More than 3,000 people lined up around the Town of Greece Community and Senior Center, just outside of Rochester, crowding into a full gymnasium and also a large overflow room next door.
As Kasich walked into the room holding his overflow crowd before the main event, he marveled at the sea of beaming faces before him, strolling over to cameras gathered and remarking, “And they want me to drop out, huh?”
The governor’s audience chanted, “Kasich! Kasich!” and the governor looked over the swarm of people, and shouted, “and they say I should quit!” One man cried, back, “Donald can quit!”
Kasich’s events this weekend in upstate New York attracted some of the biggest crowds he’s seen in this campaign — he met roughly 1,500 people in Syracuse Friday night — but also attracted some protesters.
A group of disability rights advocates said they showed up to Kasich’s event in Greece at 7 a.m. so they could be in a position to ask him a question at the town hall.
Michelle Fridley, of Canandaigua, and Debbie Bonomo, of Rochester, were part of a small group who interrupted Kasich’s event, chanting, “Disability Integration, act now!” as they tried to gain attention by shaking soda bottles with coins inside.
A back-and-forth ensued as Kasich tried to engage with them from the stage as the audience tried to drown the protesters out with “Kasich!” chants.
Fridley and Bonomo are both disabled and serve on the board for the Center for Disability Rights in Rochester. they were upset they had to sit in a disabled area to the side of the stage and wanted to challenge Kasich on his record in Ohio and ask whether he would support the Disability Integration Act, legislation introduced by New York Sen. Chuck Schumer.
After most of the crowd from the event had left and gone home, Kasich returned to the gymnasium to meet with the group face to face.
“I’m not going to turn my back on you folks,” he told the group. “I’m going to do everything I can to help you, OK. I mean, are you kidding?”
“Here’s what I’m going to tell you,” Kasich continued. “When everybody was like, they wanted to start saying, chanting my name and quieting you, I’m not going for that. Because I’ll tell you, the developmentally disabled have lived in the shadows for 100 years. Okay, I know that. I don’t want that to happen to anybody. And I’m not saying that because I’m a politician or I want your vote. I’m a human being just like you are.”
Kasich took pictures with the group and got their contact information so his staff could get in further touch.
“Do you know why I want to do this?” Kasich told them, after the pictures. “Because Jesus wants me to.”
“That’s why I’m here,” Fridley responded.
After the governor left, She was “really grateful that he did come in and talk to us individually. He did let us know that we were heard. He was unfamiliar with the legislation that we were asking him to support.”
“I am very happy that he took the time out — not only to leave when everybody thought he had left, but to come back in and find out what our issues were, for him to understand why we had to interrupt him, because we were in the back and not only could we not see him, but there was no way we were going to get the opportunity to ask that question,” she said. “We did what we had to do. We took some empty soda bottles and put some change in there.”
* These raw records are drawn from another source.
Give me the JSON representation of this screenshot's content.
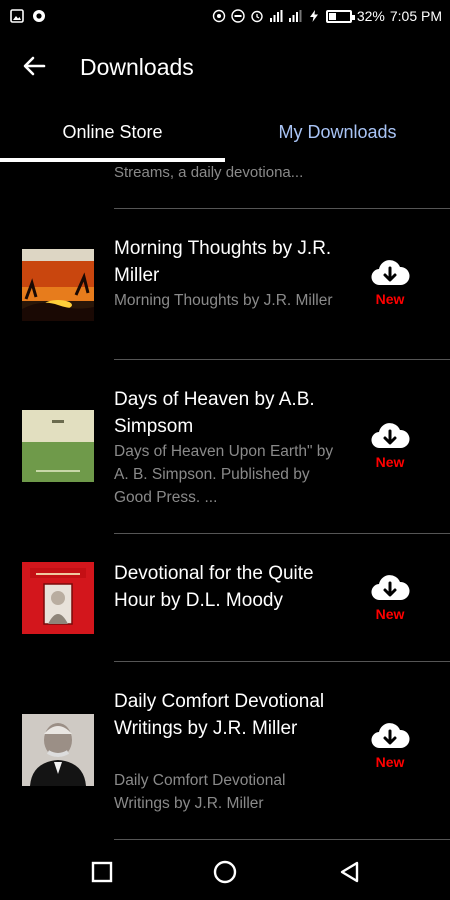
{
  "status_bar": {
    "battery_percent": "32%",
    "time": "7:05 PM",
    "battery_level": 0.32
  },
  "app_bar": {
    "title": "Downloads",
    "back_icon": "arrow-back-icon"
  },
  "tabs": [
    {
      "label": "Online Store",
      "active": true
    },
    {
      "label": "My Downloads",
      "active": false
    }
  ],
  "list": {
    "partial_subtitle": "Streams, a daily devotiona...",
    "items": [
      {
        "title": "Morning Thoughts by J.R. Miller",
        "subtitle": "Morning Thoughts by J.R. Miller",
        "badge": "New",
        "icon": "cloud-download-icon"
      },
      {
        "title": "Days of Heaven by A.B. Simpsom",
        "subtitle": "Days of Heaven Upon Earth\" by A. B. Simpson. Published by Good Press. ...",
        "badge": "New",
        "icon": "cloud-download-icon"
      },
      {
        "title": "Devotional for the Quite Hour by D.L. Moody",
        "subtitle": "",
        "badge": "New",
        "icon": "cloud-download-icon"
      },
      {
        "title": "Daily Comfort Devotional Writings by J.R. Miller",
        "subtitle": "Daily Comfort Devotional Writings by J.R. Miller",
        "badge": "New",
        "icon": "cloud-download-icon"
      }
    ]
  },
  "colors": {
    "background": "#000000",
    "active_tab": "#ffffff",
    "inactive_tab": "#a9c4f5",
    "badge": "#ff0000",
    "subtitle": "#8a8a8a"
  }
}
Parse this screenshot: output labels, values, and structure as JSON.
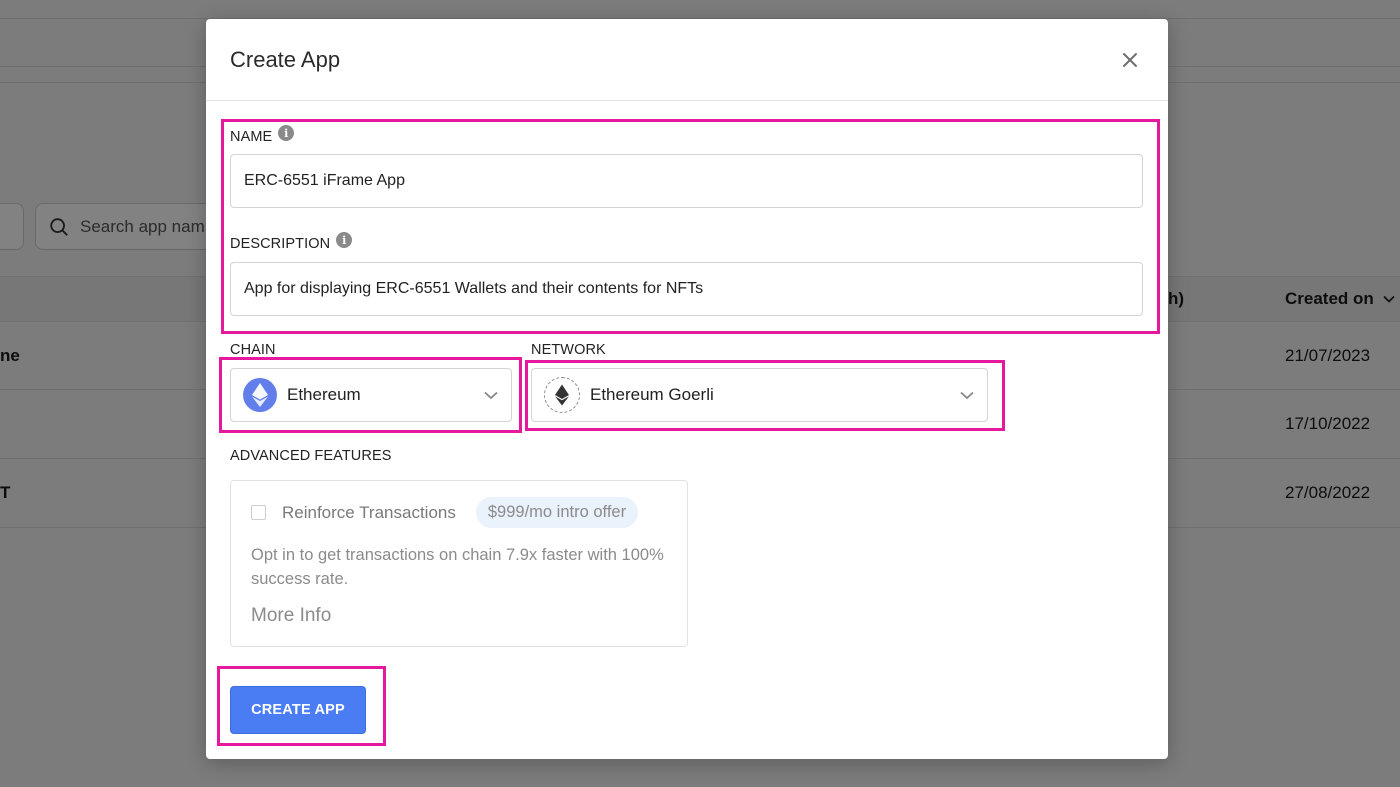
{
  "background": {
    "search_placeholder": "Search app nam",
    "table_header_partial": "h)",
    "created_on_header": "Created on",
    "rows": [
      {
        "name_fragment": "ne",
        "created": "21/07/2023"
      },
      {
        "name_fragment": "",
        "created": "17/10/2022"
      },
      {
        "name_fragment": "T",
        "created": "27/08/2022"
      }
    ]
  },
  "modal": {
    "title": "Create App",
    "close_icon": "close-icon",
    "name": {
      "label": "NAME",
      "value": "ERC-6551 iFrame App"
    },
    "description": {
      "label": "DESCRIPTION",
      "value": "App for displaying ERC-6551 Wallets and their contents for NFTs"
    },
    "chain": {
      "label": "CHAIN",
      "value": "Ethereum",
      "icon": "ethereum-icon"
    },
    "network": {
      "label": "NETWORK",
      "value": "Ethereum Goerli",
      "icon": "ethereum-icon"
    },
    "advanced": {
      "label": "ADVANCED FEATURES",
      "feature_title": "Reinforce Transactions",
      "offer": "$999/mo intro offer",
      "description": "Opt in to get transactions on chain 7.9x faster with 100% success rate.",
      "more_info": "More Info"
    },
    "submit_label": "CREATE APP"
  },
  "colors": {
    "accent": "#4a7df3",
    "highlight": "#e6199c",
    "ethereum": "#627eea"
  }
}
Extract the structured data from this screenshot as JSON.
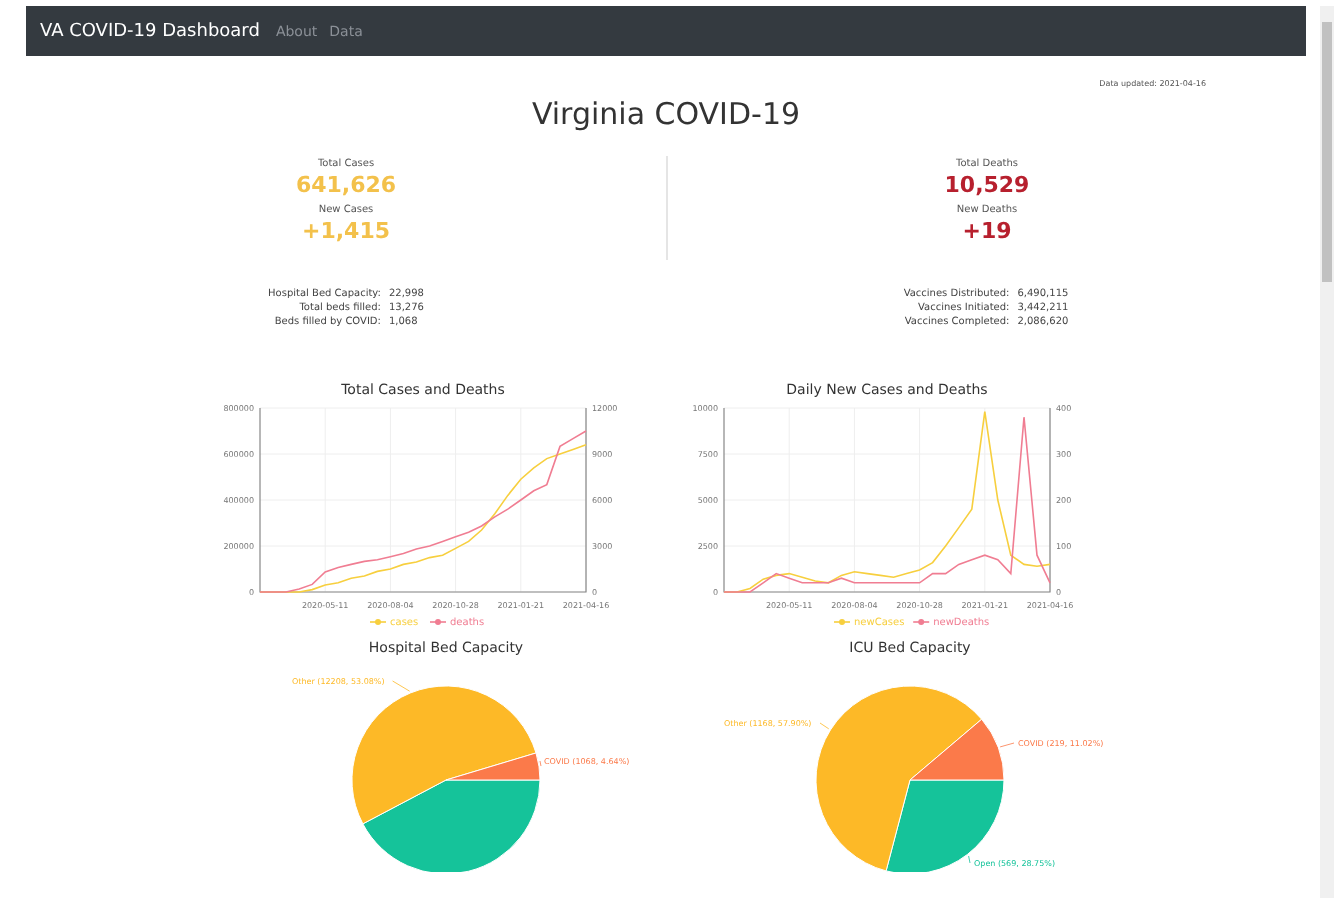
{
  "navbar": {
    "brand": "VA COVID-19 Dashboard",
    "links": [
      "About",
      "Data"
    ]
  },
  "updated": "Data updated: 2021-04-16",
  "title": "Virginia COVID-19",
  "summary": [
    {
      "kind": "cases",
      "stats": [
        {
          "label": "Total Cases",
          "value": "641,626"
        },
        {
          "label": "New Cases",
          "value": "+1,415"
        }
      ],
      "details": [
        {
          "label": "Hospital Bed Capacity:",
          "value": "22,998"
        },
        {
          "label": "Total beds filled:",
          "value": "13,276"
        },
        {
          "label": "Beds filled by COVID:",
          "value": "1,068"
        }
      ]
    },
    {
      "kind": "deaths",
      "stats": [
        {
          "label": "Total Deaths",
          "value": "10,529"
        },
        {
          "label": "New Deaths",
          "value": "+19"
        }
      ],
      "details": [
        {
          "label": "Vaccines Distributed:",
          "value": "6,490,115"
        },
        {
          "label": "Vaccines Initiated:",
          "value": "3,442,211"
        },
        {
          "label": "Vaccines Completed:",
          "value": "2,086,620"
        }
      ]
    }
  ],
  "line_charts": [
    {
      "chart_data": {
        "type": "line",
        "title": "Total Cases and Deaths",
        "grid": true,
        "legend": "bottom",
        "categories": [
          null,
          null,
          null,
          null,
          null,
          "2020-05-11",
          null,
          null,
          null,
          null,
          "2020-08-04",
          null,
          null,
          null,
          null,
          "2020-10-28",
          null,
          null,
          null,
          null,
          "2021-01-21",
          null,
          null,
          null,
          null,
          "2021-04-16"
        ],
        "ylim": [
          0,
          800000
        ],
        "yticks": [
          0,
          200000,
          400000,
          600000,
          800000
        ],
        "y2lim": [
          0,
          12000
        ],
        "y2ticks": [
          0,
          3000,
          6000,
          9000,
          12000
        ],
        "series": [
          {
            "name": "cases",
            "color": "#f7cf3e",
            "values": [
              0,
              0,
              0,
              0,
              10000,
              30000,
              40000,
              60000,
              70000,
              90000,
              100000,
              120000,
              130000,
              150000,
              160000,
              190000,
              220000,
              270000,
              340000,
              420000,
              490000,
              540000,
              580000,
              600000,
              620000,
              640000
            ]
          },
          {
            "name": "deaths",
            "color": "#f07d92",
            "axis": "y2",
            "values": [
              0,
              0,
              0,
              200,
              500,
              1300,
              1600,
              1800,
              2000,
              2100,
              2300,
              2500,
              2800,
              3000,
              3300,
              3600,
              3900,
              4300,
              4900,
              5400,
              6000,
              6600,
              7000,
              9500,
              10000,
              10500
            ]
          }
        ]
      }
    },
    {
      "chart_data": {
        "type": "line",
        "title": "Daily New Cases and Deaths",
        "grid": true,
        "legend": "bottom",
        "categories": [
          null,
          null,
          null,
          null,
          null,
          "2020-05-11",
          null,
          null,
          null,
          null,
          "2020-08-04",
          null,
          null,
          null,
          null,
          "2020-10-28",
          null,
          null,
          null,
          null,
          "2021-01-21",
          null,
          null,
          null,
          null,
          "2021-04-16"
        ],
        "ylim": [
          0,
          10000
        ],
        "yticks": [
          0,
          2500,
          5000,
          7500,
          10000
        ],
        "y2lim": [
          0,
          400
        ],
        "y2ticks": [
          0,
          100,
          200,
          300,
          400
        ],
        "series": [
          {
            "name": "newCases",
            "color": "#f7cf3e",
            "values": [
              0,
              0,
              200,
              700,
              900,
              1000,
              800,
              600,
              500,
              900,
              1100,
              1000,
              900,
              800,
              1000,
              1200,
              1600,
              2500,
              3500,
              4500,
              9800,
              5000,
              2000,
              1500,
              1400,
              1500
            ]
          },
          {
            "name": "newDeaths",
            "color": "#f07d92",
            "axis": "y2",
            "values": [
              0,
              0,
              0,
              20,
              40,
              30,
              20,
              20,
              20,
              30,
              20,
              20,
              20,
              20,
              20,
              20,
              40,
              40,
              60,
              70,
              80,
              70,
              40,
              380,
              80,
              20
            ]
          }
        ]
      }
    }
  ],
  "pie_charts": [
    {
      "chart_data": {
        "type": "pie",
        "title": "Hospital Bed Capacity",
        "categories": [
          null,
          "Other",
          "COVID"
        ],
        "values": [
          9722,
          12208,
          1068
        ],
        "colors": [
          "#15c39a",
          "#fdb927",
          "#fb7a4a"
        ],
        "value_labels": [
          null,
          "(12208, 53.08%)",
          "(1068, 4.64%)"
        ]
      }
    },
    {
      "chart_data": {
        "type": "pie",
        "title": "ICU Bed Capacity",
        "categories": [
          "Open",
          "Other",
          "COVID"
        ],
        "values": [
          569,
          1168,
          219
        ],
        "colors": [
          "#15c39a",
          "#fdb927",
          "#fb7a4a"
        ],
        "value_labels": [
          "(569, 28.75%)",
          "(1168, 57.90%)",
          "(219, 11.02%)"
        ]
      }
    }
  ]
}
“It was so important for us to be able to connect with him and say, look, we’ve all been trying to connect with you to find out where you stand,” Bonomo added. “Coming here to get the answer, and then put in the back, and then not being able to ask the question, our frustration just kind of built.”
After the event, Kasich also met a local 17-year-old student athlete who said she ran to the event to see him, and was so overcome with emotion that she burst into tears when she met him.
Kasich pulled her aside for a private conversation, and later recalled the exchange at an event later in the day in New Rochelle: “I’m just a regular person,” he said.
The meetings were the latest in a string of what has become regular encounters Kasich has people across the campaign trail that turn intoe motional exchanges.